- **Input data**:

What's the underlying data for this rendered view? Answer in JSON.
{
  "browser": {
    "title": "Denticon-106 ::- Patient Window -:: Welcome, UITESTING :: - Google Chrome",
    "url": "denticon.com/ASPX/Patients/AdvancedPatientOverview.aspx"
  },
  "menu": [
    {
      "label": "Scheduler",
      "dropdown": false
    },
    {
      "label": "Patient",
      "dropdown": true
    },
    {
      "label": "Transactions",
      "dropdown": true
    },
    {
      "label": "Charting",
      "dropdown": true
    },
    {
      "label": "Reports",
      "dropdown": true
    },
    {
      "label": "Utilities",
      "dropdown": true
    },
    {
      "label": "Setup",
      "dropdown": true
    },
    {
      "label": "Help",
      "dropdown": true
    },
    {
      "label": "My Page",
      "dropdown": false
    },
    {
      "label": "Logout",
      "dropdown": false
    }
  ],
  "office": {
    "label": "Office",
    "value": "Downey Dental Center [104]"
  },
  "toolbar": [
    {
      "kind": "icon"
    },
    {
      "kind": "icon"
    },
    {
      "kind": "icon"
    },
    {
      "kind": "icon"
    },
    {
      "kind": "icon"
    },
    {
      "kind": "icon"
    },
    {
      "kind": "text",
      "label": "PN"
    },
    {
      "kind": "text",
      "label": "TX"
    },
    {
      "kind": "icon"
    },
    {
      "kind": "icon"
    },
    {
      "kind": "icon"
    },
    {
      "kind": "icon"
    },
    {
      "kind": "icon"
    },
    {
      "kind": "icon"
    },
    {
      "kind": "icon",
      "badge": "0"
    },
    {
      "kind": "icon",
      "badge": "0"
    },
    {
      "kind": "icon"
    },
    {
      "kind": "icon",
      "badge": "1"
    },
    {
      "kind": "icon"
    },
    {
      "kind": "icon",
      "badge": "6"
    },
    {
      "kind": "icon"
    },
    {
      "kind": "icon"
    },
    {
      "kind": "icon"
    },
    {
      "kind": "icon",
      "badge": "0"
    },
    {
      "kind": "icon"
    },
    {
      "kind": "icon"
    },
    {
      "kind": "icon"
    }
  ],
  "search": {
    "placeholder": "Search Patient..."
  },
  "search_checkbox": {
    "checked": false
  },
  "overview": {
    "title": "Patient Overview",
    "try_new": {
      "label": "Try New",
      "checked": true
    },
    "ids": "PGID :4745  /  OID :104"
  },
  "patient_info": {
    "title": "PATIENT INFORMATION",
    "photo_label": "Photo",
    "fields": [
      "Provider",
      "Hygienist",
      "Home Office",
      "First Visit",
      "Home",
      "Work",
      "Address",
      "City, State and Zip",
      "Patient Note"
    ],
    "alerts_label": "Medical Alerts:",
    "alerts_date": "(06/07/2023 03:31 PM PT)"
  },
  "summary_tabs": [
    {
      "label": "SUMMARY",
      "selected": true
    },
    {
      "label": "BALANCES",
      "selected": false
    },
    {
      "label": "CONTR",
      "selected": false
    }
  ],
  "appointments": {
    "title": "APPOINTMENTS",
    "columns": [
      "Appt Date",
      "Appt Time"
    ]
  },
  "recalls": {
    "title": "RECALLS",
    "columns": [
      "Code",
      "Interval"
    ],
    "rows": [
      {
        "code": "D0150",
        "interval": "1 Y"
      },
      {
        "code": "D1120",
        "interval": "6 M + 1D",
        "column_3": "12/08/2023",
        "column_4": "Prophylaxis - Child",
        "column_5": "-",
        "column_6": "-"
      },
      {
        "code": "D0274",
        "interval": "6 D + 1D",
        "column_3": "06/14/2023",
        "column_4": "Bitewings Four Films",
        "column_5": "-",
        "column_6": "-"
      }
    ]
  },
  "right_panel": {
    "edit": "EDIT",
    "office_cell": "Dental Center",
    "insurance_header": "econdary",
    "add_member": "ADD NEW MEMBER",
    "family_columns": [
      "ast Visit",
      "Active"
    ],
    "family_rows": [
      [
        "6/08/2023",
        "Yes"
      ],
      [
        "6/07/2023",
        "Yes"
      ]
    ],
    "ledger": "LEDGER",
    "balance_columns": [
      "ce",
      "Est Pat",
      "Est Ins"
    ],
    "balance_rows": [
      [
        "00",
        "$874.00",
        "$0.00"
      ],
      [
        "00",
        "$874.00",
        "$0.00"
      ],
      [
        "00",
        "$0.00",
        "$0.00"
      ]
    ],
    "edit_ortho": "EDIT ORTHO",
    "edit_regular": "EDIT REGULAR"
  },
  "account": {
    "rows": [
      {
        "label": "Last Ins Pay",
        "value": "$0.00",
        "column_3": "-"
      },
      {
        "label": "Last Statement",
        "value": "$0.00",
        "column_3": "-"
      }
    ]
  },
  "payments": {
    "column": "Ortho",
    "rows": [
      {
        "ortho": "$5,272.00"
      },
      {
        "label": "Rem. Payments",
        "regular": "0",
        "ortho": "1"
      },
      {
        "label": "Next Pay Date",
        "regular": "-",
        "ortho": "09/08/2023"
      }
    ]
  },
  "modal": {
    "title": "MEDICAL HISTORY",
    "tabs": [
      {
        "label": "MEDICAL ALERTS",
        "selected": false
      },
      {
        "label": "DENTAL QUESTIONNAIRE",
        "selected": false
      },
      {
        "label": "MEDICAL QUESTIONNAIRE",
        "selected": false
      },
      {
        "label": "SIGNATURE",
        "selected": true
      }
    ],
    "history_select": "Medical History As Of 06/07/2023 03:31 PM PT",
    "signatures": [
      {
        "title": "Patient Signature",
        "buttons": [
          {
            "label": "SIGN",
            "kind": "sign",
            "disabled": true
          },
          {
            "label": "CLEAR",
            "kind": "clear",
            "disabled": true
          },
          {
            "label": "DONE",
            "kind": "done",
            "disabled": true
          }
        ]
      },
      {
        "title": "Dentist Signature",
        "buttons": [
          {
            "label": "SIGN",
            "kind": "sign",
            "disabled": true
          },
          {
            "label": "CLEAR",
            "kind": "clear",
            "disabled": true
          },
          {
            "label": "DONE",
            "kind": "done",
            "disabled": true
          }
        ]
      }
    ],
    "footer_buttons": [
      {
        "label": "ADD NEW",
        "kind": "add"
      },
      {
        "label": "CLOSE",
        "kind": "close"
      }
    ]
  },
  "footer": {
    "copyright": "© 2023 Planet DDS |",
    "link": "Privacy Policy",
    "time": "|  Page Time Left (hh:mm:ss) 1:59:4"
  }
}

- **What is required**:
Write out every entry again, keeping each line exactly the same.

- **Answer section**:
What's the underlying data for this rendered view? Answer in JSON.
{
  "browser": {
    "title": "Denticon-106 ::- Patient Window -:: Welcome, UITESTING :: - Google Chrome",
    "url": "denticon.com/ASPX/Patients/AdvancedPatientOverview.aspx"
  },
  "menu": [
    {
      "label": "Scheduler",
      "dropdown": false
    },
    {
      "label": "Patient",
      "dropdown": true
    },
    {
      "label": "Transactions",
      "dropdown": true
    },
    {
      "label": "Charting",
      "dropdown": true
    },
    {
      "label": "Reports",
      "dropdown": true
    },
    {
      "label": "Utilities",
      "dropdown": true
    },
    {
      "label": "Setup",
      "dropdown": true
    },
    {
      "label": "Help",
      "dropdown": true
    },
    {
      "label": "My Page",
      "dropdown": false
    },
    {
      "label": "Logout",
      "dropdown": false
    }
  ],
  "office": {
    "label": "Office",
    "value": "Downey Dental Center [104]"
  },
  "toolbar": [
    {
      "kind": "icon"
    },
    {
      "kind": "icon"
    },
    {
      "kind": "icon"
    },
    {
      "kind": "icon"
    },
    {
      "kind": "icon"
    },
    {
      "kind": "icon"
    },
    {
      "kind": "text",
      "label": "PN"
    },
    {
      "kind": "text",
      "label": "TX"
    },
    {
      "kind": "icon"
    },
    {
      "kind": "icon"
    },
    {
      "kind": "icon"
    },
    {
      "kind": "icon"
    },
    {
      "kind": "icon"
    },
    {
      "kind": "icon"
    },
    {
      "kind": "icon",
      "badge": "0"
    },
    {
      "kind": "icon",
      "badge": "0"
    },
    {
      "kind": "icon"
    },
    {
      "kind": "icon",
      "badge": "1"
    },
    {
      "kind": "icon"
    },
    {
      "kind": "icon",
      "badge": "6"
    },
    {
      "kind": "icon"
    },
    {
      "kind": "icon"
    },
    {
      "kind": "icon"
    },
    {
      "kind": "icon",
      "badge": "0"
    },
    {
      "kind": "icon"
    },
    {
      "kind": "icon"
    },
    {
      "kind": "icon"
    }
  ],
  "search": {
    "placeholder": "Search Patient..."
  },
  "search_checkbox": {
    "checked": false
  },
  "overview": {
    "title": "Patient Overview",
    "try_new": {
      "label": "Try New",
      "checked": true
    },
    "ids": "PGID :4745  /  OID :104"
  },
  "patient_info": {
    "title": "PATIENT INFORMATION",
    "photo_label": "Photo",
    "fields": [
      "Provider",
      "Hygienist",
      "Home Office",
      "First Visit",
      "Home",
      "Work",
      "Address",
      "City, State and Zip",
      "Patient Note"
    ],
    "alerts_label": "Medical Alerts:",
    "alerts_date": "(06/07/2023 03:31 PM PT)"
  },
  "summary_tabs": [
    {
      "label": "SUMMARY",
      "selected": true
    },
    {
      "label": "BALANCES",
      "selected": false
    },
    {
      "label": "CONTR",
      "selected": false
    }
  ],
  "appointments": {
    "title": "APPOINTMENTS",
    "columns": [
      "Appt Date",
      "Appt Time"
    ]
  },
  "recalls": {
    "title": "RECALLS",
    "columns": [
      "Code",
      "Interval"
    ],
    "rows": [
      {
        "code": "D0150",
        "interval": "1 Y"
      },
      {
        "code": "D1120",
        "interval": "6 M + 1D",
        "column_3": "12/08/2023",
        "column_4": "Prophylaxis - Child",
        "column_5": "-",
        "column_6": "-"
      },
      {
        "code": "D0274",
        "interval": "6 D + 1D",
        "column_3": "06/14/2023",
        "column_4": "Bitewings Four Films",
        "column_5": "-",
        "column_6": "-"
      }
    ]
  },
  "right_panel": {
    "edit": "EDIT",
    "office_cell": "Dental Center",
    "insurance_header": "econdary",
    "add_member": "ADD NEW MEMBER",
    "family_columns": [
      "ast Visit",
      "Active"
    ],
    "family_rows": [
      [
        "6/08/2023",
        "Yes"
      ],
      [
        "6/07/2023",
        "Yes"
      ]
    ],
    "ledger": "LEDGER",
    "balance_columns": [
      "ce",
      "Est Pat",
      "Est Ins"
    ],
    "balance_rows": [
      [
        "00",
        "$874.00",
        "$0.00"
      ],
      [
        "00",
        "$874.00",
        "$0.00"
      ],
      [
        "00",
        "$0.00",
        "$0.00"
      ]
    ],
    "edit_ortho": "EDIT ORTHO",
    "edit_regular": "EDIT REGULAR"
  },
  "account": {
    "rows": [
      {
        "label": "Last Ins Pay",
        "value": "$0.00",
        "column_3": "-"
      },
      {
        "label": "Last Statement",
        "value": "$0.00",
        "column_3": "-"
      }
    ]
  },
  "payments": {
    "column": "Ortho",
    "rows": [
      {
        "ortho": "$5,272.00"
      },
      {
        "label": "Rem. Payments",
        "regular": "0",
        "ortho": "1"
      },
      {
        "label": "Next Pay Date",
        "regular": "-",
        "ortho": "09/08/2023"
      }
    ]
  },
  "modal": {
    "title": "MEDICAL HISTORY",
    "tabs": [
      {
        "label": "MEDICAL ALERTS",
        "selected": false
      },
      {
        "label": "DENTAL QUESTIONNAIRE",
        "selected": false
      },
      {
        "label": "MEDICAL QUESTIONNAIRE",
        "selected": false
      },
      {
        "label": "SIGNATURE",
        "selected": true
      }
    ],
    "history_select": "Medical History As Of 06/07/2023 03:31 PM PT",
    "signatures": [
      {
        "title": "Patient Signature",
        "buttons": [
          {
            "label": "SIGN",
            "kind": "sign",
            "disabled": true
          },
          {
            "label": "CLEAR",
            "kind": "clear",
            "disabled": true
          },
          {
            "label": "DONE",
            "kind": "done",
            "disabled": true
          }
        ]
      },
      {
        "title": "Dentist Signature",
        "buttons": [
          {
            "label": "SIGN",
            "kind": "sign",
            "disabled": true
          },
          {
            "label": "CLEAR",
            "kind": "clear",
            "disabled": true
          },
          {
            "label": "DONE",
            "kind": "done",
            "disabled": true
          }
        ]
      }
    ],
    "footer_buttons": [
      {
        "label": "ADD NEW",
        "kind": "add"
      },
      {
        "label": "CLOSE",
        "kind": "close"
      }
    ]
  },
  "footer": {
    "copyright": "© 2023 Planet DDS |",
    "link": "Privacy Policy",
    "time": "|  Page Time Left (hh:mm:ss) 1:59:4"
  }
}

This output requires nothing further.